The focus is on usher syndrome

The genetic condition in question here is Usher syndrome, a rare birth defect that can leave a baby born deaf and with eyesight that degenerates by adulthood. By growing mini eyes from donors with and without Usher syndrome, the team was able to observe differences between the two. This could ultimately lead to clues for new treatments for the disease, as well as others like retinitis pigmentosa.

January 11, 2023 (this article)

"We wanted to use the cells from those organoids as replacement parts for the same types of cells that have been lost in the course of retinal diseases," says Gamm.

"But after being grown in a laboratory dish for months as compact clusters, the question remained – will the cells behave appropriately after we tease them apart? Because that is key to introducing them into a patient's eye."

"We've been quilting this story together in the lab, one piece at a time, to build confidence that we're headed in the right direction," says Gamm, from the University of Wisconsin-Madison.

"It's all leading, ultimately, to human clinical trials, which are the clear next step."

Further analysis revealed that the cell types that were most commonly forming synapses were the photoreceptors, commonly distinguished as rods and cones. That's encouraging, because these cell types are the ones lost in diseases such as retinitis pigmentosa and age-related macular degeneration.


Edit: before people ask "why they are focusing on genetic defects rather than entirely focusing on growing eyes in lab?"

My understanding is:

They are trying to fix the smaller problems and then move on to the bigger ones, this makes it more sustainable and proves the technology is safe.
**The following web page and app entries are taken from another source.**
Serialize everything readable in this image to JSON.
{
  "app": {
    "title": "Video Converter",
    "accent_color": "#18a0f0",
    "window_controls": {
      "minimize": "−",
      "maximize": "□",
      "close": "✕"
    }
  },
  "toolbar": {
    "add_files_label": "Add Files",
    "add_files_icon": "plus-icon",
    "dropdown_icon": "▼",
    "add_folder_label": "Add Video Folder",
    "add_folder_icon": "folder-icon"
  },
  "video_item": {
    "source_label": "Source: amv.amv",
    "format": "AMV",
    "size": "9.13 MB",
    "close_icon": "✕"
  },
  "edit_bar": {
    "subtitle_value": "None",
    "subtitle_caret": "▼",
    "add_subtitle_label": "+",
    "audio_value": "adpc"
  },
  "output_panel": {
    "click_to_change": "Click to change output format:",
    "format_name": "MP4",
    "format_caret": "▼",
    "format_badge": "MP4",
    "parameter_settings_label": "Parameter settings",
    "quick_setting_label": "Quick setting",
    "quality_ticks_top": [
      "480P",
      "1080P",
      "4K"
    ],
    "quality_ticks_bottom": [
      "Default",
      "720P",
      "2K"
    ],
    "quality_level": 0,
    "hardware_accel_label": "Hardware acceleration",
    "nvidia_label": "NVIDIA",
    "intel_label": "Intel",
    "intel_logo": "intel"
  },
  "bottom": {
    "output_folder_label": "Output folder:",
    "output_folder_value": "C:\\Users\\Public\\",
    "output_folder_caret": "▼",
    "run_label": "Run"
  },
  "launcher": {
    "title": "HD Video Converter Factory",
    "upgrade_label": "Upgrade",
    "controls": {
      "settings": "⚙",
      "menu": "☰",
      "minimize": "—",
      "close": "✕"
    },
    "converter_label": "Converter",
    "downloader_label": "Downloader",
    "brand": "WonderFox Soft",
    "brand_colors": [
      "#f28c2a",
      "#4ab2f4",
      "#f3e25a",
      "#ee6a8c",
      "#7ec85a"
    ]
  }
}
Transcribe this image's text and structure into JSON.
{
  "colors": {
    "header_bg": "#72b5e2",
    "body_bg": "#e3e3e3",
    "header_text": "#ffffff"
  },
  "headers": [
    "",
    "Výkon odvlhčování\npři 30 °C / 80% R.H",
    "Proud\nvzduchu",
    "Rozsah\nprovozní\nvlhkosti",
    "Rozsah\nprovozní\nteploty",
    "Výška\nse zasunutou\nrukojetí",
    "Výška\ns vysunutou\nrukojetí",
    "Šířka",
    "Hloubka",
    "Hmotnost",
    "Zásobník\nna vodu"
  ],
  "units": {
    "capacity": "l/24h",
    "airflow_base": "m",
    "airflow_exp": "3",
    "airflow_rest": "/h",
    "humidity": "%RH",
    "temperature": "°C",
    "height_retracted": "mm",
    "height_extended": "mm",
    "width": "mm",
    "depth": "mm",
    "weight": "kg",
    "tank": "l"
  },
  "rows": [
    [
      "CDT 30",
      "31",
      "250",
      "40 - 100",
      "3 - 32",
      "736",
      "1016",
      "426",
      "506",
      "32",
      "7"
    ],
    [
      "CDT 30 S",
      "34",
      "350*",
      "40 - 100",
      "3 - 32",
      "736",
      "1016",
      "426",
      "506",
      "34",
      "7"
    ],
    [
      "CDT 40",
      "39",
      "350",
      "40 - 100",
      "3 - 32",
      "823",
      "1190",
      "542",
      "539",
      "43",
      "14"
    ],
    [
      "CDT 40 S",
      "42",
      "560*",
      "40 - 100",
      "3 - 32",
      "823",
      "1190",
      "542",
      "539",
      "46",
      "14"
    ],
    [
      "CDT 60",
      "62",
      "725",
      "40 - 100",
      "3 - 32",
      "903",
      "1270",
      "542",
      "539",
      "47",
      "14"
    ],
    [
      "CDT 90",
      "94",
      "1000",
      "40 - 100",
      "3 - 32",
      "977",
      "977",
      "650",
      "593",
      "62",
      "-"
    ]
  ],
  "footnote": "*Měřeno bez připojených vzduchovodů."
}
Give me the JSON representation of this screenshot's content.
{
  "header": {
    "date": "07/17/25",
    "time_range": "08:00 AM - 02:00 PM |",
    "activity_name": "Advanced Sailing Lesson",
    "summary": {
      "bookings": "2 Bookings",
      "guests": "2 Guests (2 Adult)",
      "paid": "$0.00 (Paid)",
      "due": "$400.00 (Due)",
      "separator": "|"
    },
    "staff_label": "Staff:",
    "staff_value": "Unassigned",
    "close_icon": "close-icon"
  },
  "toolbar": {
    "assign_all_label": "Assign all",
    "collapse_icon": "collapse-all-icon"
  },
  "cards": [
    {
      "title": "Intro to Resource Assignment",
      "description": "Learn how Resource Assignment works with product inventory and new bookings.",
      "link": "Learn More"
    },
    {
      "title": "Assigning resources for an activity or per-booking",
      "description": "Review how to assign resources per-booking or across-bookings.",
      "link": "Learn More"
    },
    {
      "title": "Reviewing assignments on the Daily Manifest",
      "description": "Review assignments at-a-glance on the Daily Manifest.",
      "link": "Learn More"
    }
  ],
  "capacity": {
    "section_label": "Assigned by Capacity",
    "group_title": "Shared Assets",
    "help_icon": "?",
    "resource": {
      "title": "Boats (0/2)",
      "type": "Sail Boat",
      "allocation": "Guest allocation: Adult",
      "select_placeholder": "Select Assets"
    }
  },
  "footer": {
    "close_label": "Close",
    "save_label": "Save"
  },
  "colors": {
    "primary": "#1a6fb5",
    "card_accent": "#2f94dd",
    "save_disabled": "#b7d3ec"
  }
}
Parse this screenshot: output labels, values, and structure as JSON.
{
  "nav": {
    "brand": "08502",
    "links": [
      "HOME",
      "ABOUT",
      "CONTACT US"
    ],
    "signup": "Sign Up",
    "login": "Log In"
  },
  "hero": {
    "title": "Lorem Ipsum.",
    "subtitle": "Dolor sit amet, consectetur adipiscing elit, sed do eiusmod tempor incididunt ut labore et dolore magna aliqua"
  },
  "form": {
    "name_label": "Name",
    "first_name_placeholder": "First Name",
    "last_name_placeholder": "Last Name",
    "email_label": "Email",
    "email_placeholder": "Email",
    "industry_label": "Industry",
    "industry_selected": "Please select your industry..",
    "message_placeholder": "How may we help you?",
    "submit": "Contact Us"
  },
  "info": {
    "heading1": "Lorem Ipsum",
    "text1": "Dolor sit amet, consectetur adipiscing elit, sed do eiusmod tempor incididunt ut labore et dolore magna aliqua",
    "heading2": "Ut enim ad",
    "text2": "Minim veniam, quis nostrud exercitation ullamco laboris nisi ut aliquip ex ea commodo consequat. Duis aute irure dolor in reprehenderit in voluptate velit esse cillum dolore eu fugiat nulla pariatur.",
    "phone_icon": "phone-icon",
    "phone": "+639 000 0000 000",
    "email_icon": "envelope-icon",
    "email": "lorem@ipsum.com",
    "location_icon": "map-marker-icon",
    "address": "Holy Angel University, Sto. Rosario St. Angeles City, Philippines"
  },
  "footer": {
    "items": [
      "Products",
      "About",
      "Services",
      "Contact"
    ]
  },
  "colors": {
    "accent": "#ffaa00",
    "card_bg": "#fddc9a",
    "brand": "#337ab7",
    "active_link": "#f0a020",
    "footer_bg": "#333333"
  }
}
They also need more funds in order to continue their research.

The harder problems you try to fix the more investments are required.